Need to fill up? Best do it today, gas prices are set to jump 7 cents at midnight

You'll be able to find the best deal at the pumps between 5 p.m and 10 p.m. tonight, says a petroleum analyst.

'Don't say you haven't been warned,' says GasBuddy petroleum analyst Dan McTeague

Now that a glut of inventory at Ontario's fuel refineries has dried up, prices at the pumps are set to jump at least seven cents at midnight. (CBC)

If your loved one drives, the best Valentine's Day gift you can get them this year might just be a full tank of gas.

That is, at least, according to Dan McTeague, a senior petroleum analyst with GasBuddy, a real-time online petroleum price aggregator.

That's because the cost per litre of gas is likely to jump at least seven cents at midnight "right across the GTA" and most of Ontario. Similarly, the price per litre of diesel fuel will increase 11 cents with HST included.

"Today would be a really good day to pick up gasoline, with the long weekend coming up," McTeague said.

The anticipated jump in price is fuelled by a confluence of factors. Primarily, a glut of inventory that accumulated at Ontario refineries last month — leading to record-low prices for this time of year since about January 20 —  is nearly gone. Further, a slew of refineries in the northeastern U.S. are offline for seasonal maintenance.

"So while demand remains static, it looks like there will be a run on supplies, meaning there is no longer a need for these fire sale prices to move inventory here in Ontario," McTeague explained.

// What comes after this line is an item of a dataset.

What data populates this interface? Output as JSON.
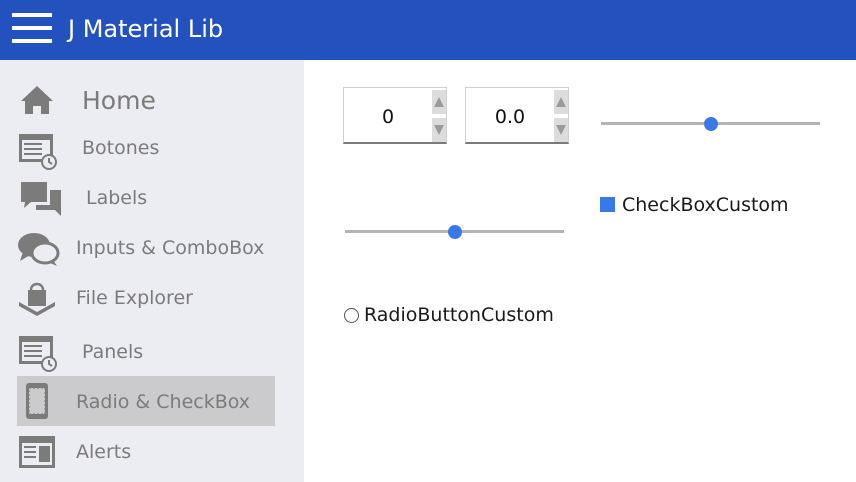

While actual prices will vary in different parts of the region, you might be able to fill up at some stations for as little as 93 cents per litre.

According to McTeague, your best to chance to score the cheapest price will always come some time between 5 p.m. and 10 p.m.

"Best take advantage of this now while you can, and don't say you haven't been warned," he continued.

Gas prices should hover at a little more than $1 per litre throughout the late winter and spring. Then, on April 1, the federal government will implement it's levy on the four provinces that have not developed carbon pricing frameworks.

That will automatically add an additional 4.49 cents to the cost per litre of fuel in Ontario, Saskatchewan, Manitoba and New Brunswick, McTeague said. 

That increase, combined with the mandatory switch over to summer blends that generally occurs in April — bringing with it an additional five cent increase in price per litre — will drive the price at the pumps to at least $1.15. Then, as U.S. demand really ramps up during the summer months, drivers in Ontario are likely to see a significant bump in cost that will last until October.


To encourage thoughtful and respectful conversations, first and last names will appear with each submission to CBC/Radio-Canada's online communities (except in children and youth-oriented communities). Pseudonyms will no longer be permitted.

By submitting a comment, you accept that CBC has the right to reproduce and publish that comment in whole or in part, in any manner CBC chooses. Please note that CBC does not endorse the opinions expressed in comments. Comments on this story are moderated according to our Submission Guidelines. Comments are welcome while open. We reserve the right to close comments at any time.